The guilty pleasure of “House of Cards”

It probably wasn’t a good idea to watch all of “House of Cards’” season two in three days. Yes, the last few episodes devolved into high camp (menage a trois with the chauffeur!) but the real turn-on of House of Cards is its unapologetic villany.

Unlike so many other antiheroes of his caliber – Tony Soprano and Walter White included – Frank Underwood not only telegraphs the infantile greed and duplicity of American politics, he forces us to confront our absolute powerlessness against it.

Of course he gives us an entertaining way to loathe our do-nothing Congress and every president who has disappointed us. (read: all of them?) Some speculate Frank was modeled after John F. Kennedy’s successor Lyndon Johnson. And though, the show is, as New York Times critic Alessandra Stanley

photo courtesy Netflix

photo courtesy Netflix
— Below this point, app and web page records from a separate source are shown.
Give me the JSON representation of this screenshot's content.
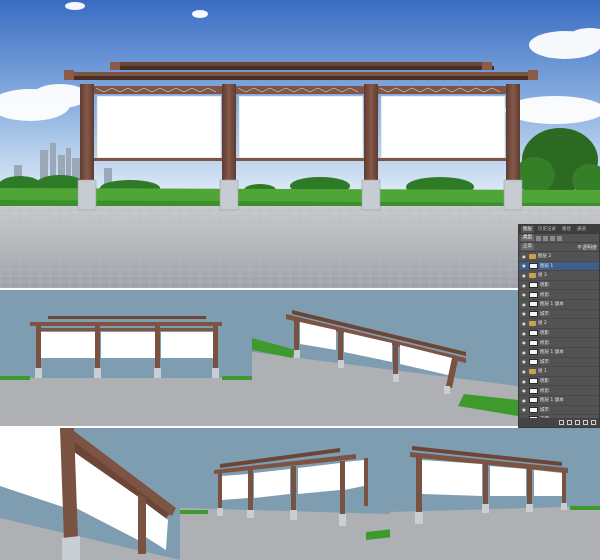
{
  "layers_panel": {
    "tabs": [
      "图层",
      "历史记录",
      "路径",
      "通道"
    ],
    "active_tab": 0,
    "kind_label": "类型",
    "blend_label": "正常",
    "opacity_label": "不透明度",
    "layers": [
      {
        "name": "图层 2",
        "type": "folder"
      },
      {
        "name": "图层 1",
        "type": "layer",
        "selected": true
      },
      {
        "name": "组 3",
        "type": "folder"
      },
      {
        "name": "阴影",
        "type": "layer"
      },
      {
        "name": "修剪",
        "type": "layer"
      },
      {
        "name": "图层 1 副本",
        "type": "layer"
      },
      {
        "name": "城市",
        "type": "layer"
      },
      {
        "name": "组 2",
        "type": "folder"
      },
      {
        "name": "阴影",
        "type": "layer"
      },
      {
        "name": "修剪",
        "type": "layer"
      },
      {
        "name": "图层 1 副本",
        "type": "layer"
      },
      {
        "name": "城市",
        "type": "layer"
      },
      {
        "name": "组 1",
        "type": "folder"
      },
      {
        "name": "阴影",
        "type": "layer"
      },
      {
        "name": "修剪",
        "type": "layer"
      },
      {
        "name": "图层 1 副本",
        "type": "layer"
      },
      {
        "name": "城市",
        "type": "layer"
      },
      {
        "name": "天空",
        "type": "layer"
      }
    ]
  },
  "colors": {
    "sky_top": "#3d6fc4",
    "sky_bottom": "#dfeaf6",
    "wood": "#7a5242",
    "wood_dark": "#4d2f25",
    "pavement": "#a9abaf",
    "pavement_far": "#c4c6ca",
    "grass": "#3f9a2e",
    "tree_dark": "#2f6f23",
    "backdrop_blue": "#7f9db1",
    "base_stone": "#c9ced3",
    "panel_white": "#ffffff"
  },
  "icons": [
    "eye-icon",
    "folder-icon",
    "lock-icon",
    "link-icon",
    "fx-icon",
    "mask-icon",
    "new-layer-icon",
    "trash-icon"
  ]
}
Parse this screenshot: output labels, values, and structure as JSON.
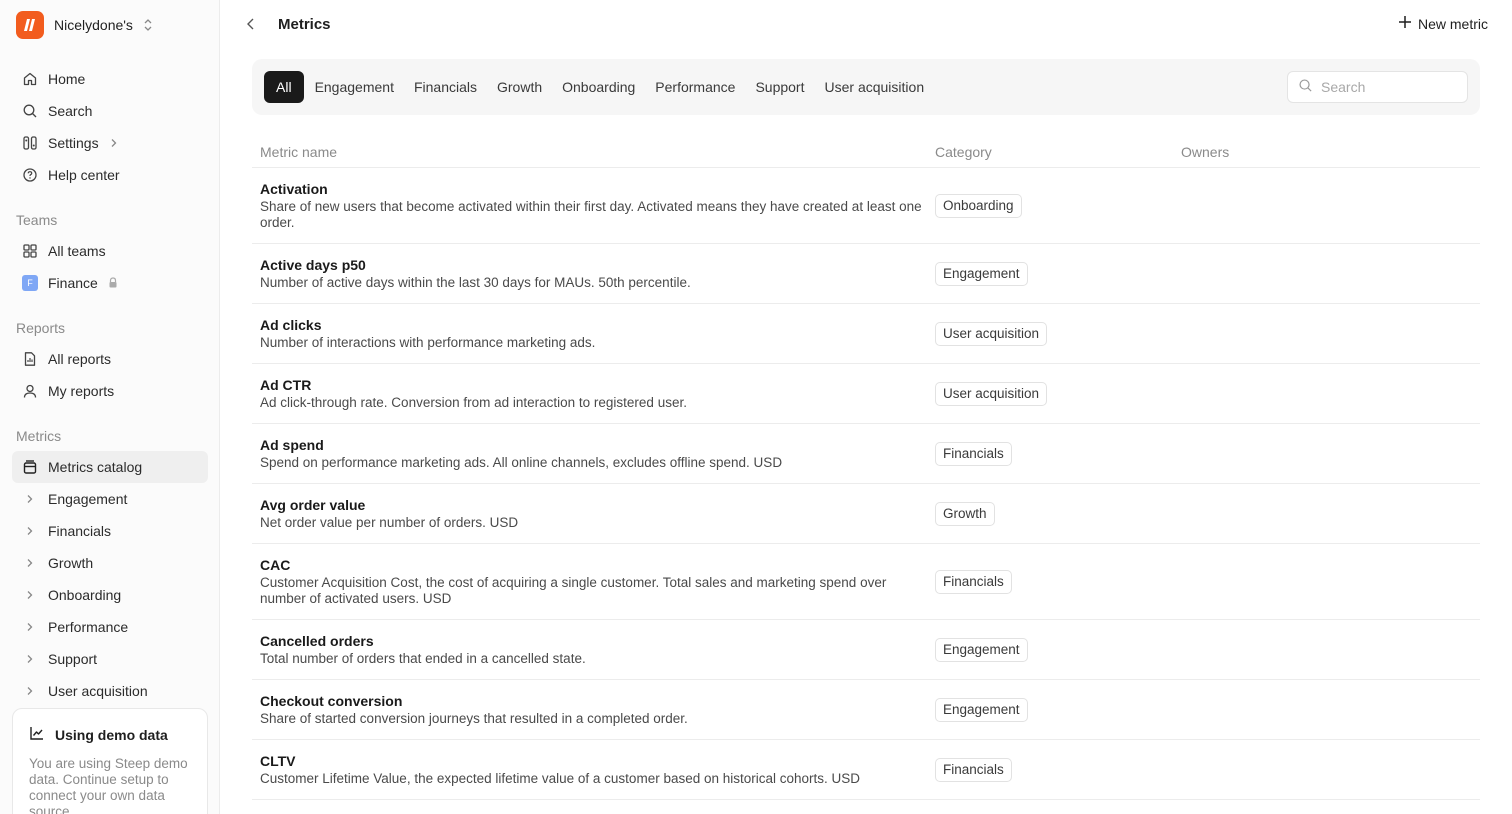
{
  "workspace": {
    "name": "Nicelydone's"
  },
  "nav": {
    "primary": [
      {
        "label": "Home",
        "icon": "home-icon"
      },
      {
        "label": "Search",
        "icon": "search-icon"
      },
      {
        "label": "Settings",
        "icon": "settings-icon"
      },
      {
        "label": "Help center",
        "icon": "help-icon"
      }
    ],
    "teams_label": "Teams",
    "teams": [
      {
        "label": "All teams"
      },
      {
        "label": "Finance",
        "badge": "F"
      }
    ],
    "reports_label": "Reports",
    "reports": [
      {
        "label": "All reports"
      },
      {
        "label": "My reports"
      }
    ],
    "metrics_label": "Metrics",
    "metrics": [
      {
        "label": "Metrics catalog"
      },
      {
        "label": "Engagement"
      },
      {
        "label": "Financials"
      },
      {
        "label": "Growth"
      },
      {
        "label": "Onboarding"
      },
      {
        "label": "Performance"
      },
      {
        "label": "Support"
      },
      {
        "label": "User acquisition"
      }
    ]
  },
  "demo": {
    "title": "Using demo data",
    "text": "You are using Steep demo data. Continue setup to connect your own data source."
  },
  "header": {
    "title": "Metrics",
    "new_label": "New metric"
  },
  "filters": {
    "tabs": [
      "All",
      "Engagement",
      "Financials",
      "Growth",
      "Onboarding",
      "Performance",
      "Support",
      "User acquisition"
    ],
    "active": "All",
    "search_placeholder": "Search"
  },
  "table": {
    "columns": [
      "Metric name",
      "Category",
      "Owners"
    ],
    "rows": [
      {
        "name": "Activation",
        "desc": "Share of new users that become activated within their first day. Activated means they have created at least one order.",
        "category": "Onboarding"
      },
      {
        "name": "Active days p50",
        "desc": "Number of active days within the last 30 days for MAUs. 50th percentile.",
        "category": "Engagement"
      },
      {
        "name": "Ad clicks",
        "desc": "Number of interactions with performance marketing ads.",
        "category": "User acquisition"
      },
      {
        "name": "Ad CTR",
        "desc": "Ad click-through rate. Conversion from ad interaction to registered user.",
        "category": "User acquisition"
      },
      {
        "name": "Ad spend",
        "desc": "Spend on performance marketing ads. All online channels, excludes offline spend. USD",
        "category": "Financials"
      },
      {
        "name": "Avg order value",
        "desc": "Net order value per number of orders. USD",
        "category": "Growth"
      },
      {
        "name": "CAC",
        "desc": "Customer Acquisition Cost, the cost of acquiring a single customer. Total sales and marketing spend over number of activated users. USD",
        "category": "Financials"
      },
      {
        "name": "Cancelled orders",
        "desc": "Total number of orders that ended in a cancelled state.",
        "category": "Engagement"
      },
      {
        "name": "Checkout conversion",
        "desc": "Share of started conversion journeys that resulted in a completed order.",
        "category": "Engagement"
      },
      {
        "name": "CLTV",
        "desc": "Customer Lifetime Value, the expected lifetime value of a customer based on historical cohorts. USD",
        "category": "Financials"
      }
    ]
  },
  "colors": {
    "brand": "#f25c1e",
    "active_tab": "#1a1a1a",
    "team_badge": "#7fa7f5"
  }
}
wrote, probably “the most joyless” on TV, it’s also validating in surprising ways.

For Americans stymied by one piece of failed legislation or another, by one corporation or another, watching “House of Cards” offers the illusion of control. We can revel in the Underwoods’ malevolence, while at the same time, point at the screen and shout “See? Here’s the real reason we’ll never be able to retire/fund our kids’ college/take a vacation/drink our tap water.” It’s a masochistic pleasure. And it’s all your fault Francis.